Task instructions
In the records below, find each line with "Plans" and copy it.

[Data about app and page elements]
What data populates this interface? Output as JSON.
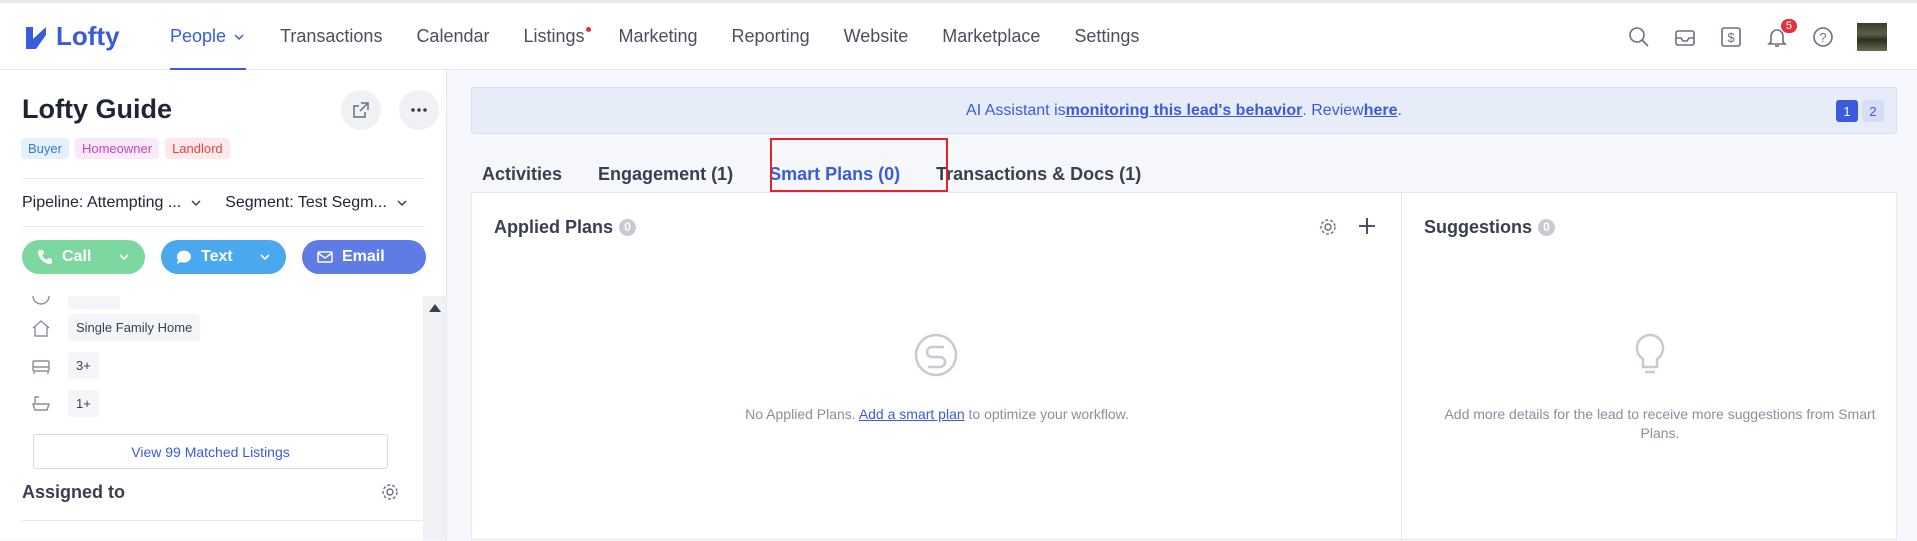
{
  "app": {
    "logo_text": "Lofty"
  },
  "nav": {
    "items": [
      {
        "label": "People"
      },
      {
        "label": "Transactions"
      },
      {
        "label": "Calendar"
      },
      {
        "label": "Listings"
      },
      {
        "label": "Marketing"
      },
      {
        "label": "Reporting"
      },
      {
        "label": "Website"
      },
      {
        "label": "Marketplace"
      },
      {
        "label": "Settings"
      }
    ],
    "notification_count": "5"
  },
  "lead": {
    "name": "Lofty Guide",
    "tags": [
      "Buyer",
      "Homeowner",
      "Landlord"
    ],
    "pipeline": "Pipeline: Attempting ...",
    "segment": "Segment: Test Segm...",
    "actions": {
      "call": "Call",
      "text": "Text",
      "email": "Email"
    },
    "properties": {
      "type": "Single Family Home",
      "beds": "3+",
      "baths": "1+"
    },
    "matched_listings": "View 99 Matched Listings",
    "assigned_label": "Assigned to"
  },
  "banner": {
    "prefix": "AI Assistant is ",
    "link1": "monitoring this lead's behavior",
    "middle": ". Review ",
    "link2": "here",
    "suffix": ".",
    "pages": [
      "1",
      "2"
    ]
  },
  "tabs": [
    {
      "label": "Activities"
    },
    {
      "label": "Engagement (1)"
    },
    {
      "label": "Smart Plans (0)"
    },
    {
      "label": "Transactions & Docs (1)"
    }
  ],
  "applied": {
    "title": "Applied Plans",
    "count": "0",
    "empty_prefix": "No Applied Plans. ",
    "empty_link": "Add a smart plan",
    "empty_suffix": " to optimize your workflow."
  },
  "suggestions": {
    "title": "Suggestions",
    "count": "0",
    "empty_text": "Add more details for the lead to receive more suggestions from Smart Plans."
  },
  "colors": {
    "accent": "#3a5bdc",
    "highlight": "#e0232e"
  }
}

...

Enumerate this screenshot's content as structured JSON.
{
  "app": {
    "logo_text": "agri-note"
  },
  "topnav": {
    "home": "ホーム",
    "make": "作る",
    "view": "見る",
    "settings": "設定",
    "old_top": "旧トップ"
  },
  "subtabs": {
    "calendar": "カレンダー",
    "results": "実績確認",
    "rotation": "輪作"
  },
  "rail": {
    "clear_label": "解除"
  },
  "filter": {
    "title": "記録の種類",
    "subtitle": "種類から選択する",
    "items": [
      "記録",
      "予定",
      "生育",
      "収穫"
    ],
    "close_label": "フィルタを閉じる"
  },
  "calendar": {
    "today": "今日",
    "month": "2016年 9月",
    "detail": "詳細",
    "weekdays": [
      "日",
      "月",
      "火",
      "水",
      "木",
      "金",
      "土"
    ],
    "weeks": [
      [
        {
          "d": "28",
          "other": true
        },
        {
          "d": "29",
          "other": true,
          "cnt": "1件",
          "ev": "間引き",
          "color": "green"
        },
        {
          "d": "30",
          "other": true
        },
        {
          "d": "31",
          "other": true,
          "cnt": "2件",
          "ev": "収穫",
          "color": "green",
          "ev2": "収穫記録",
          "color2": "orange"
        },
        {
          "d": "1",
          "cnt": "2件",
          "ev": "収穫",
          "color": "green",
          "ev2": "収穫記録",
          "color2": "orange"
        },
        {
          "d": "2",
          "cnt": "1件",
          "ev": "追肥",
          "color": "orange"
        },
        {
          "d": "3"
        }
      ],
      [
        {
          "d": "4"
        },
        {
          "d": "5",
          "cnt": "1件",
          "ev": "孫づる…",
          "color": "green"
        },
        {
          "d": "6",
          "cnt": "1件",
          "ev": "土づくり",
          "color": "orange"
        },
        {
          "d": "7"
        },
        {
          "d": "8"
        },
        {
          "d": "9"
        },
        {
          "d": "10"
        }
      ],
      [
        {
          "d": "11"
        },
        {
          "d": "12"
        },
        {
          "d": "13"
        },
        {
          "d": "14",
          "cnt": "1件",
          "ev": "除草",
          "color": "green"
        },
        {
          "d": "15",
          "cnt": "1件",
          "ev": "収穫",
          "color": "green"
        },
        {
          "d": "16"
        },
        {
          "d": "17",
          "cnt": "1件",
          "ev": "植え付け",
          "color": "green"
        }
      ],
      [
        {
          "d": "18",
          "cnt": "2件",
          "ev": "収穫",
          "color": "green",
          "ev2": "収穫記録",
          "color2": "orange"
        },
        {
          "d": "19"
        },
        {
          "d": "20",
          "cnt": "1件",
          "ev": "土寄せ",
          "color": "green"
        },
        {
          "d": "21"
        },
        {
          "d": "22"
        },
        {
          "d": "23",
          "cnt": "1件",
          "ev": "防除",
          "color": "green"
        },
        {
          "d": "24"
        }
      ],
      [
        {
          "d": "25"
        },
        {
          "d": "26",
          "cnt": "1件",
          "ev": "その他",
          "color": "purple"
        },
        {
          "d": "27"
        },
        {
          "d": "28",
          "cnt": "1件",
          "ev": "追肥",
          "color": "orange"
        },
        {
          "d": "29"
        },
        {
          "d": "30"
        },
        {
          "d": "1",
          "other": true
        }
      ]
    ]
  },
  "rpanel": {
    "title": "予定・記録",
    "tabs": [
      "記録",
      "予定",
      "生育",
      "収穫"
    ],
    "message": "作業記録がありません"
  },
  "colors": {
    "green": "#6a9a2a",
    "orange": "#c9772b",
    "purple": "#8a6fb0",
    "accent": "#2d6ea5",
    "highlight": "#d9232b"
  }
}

Worked solution
      "label": "Smart Plans (0)"
    "title": "Applied Plans",
    "empty_prefix": "No Applied Plans. ",
    "empty_text": "Add more details for the lead to receive more suggestions from Smart Plans."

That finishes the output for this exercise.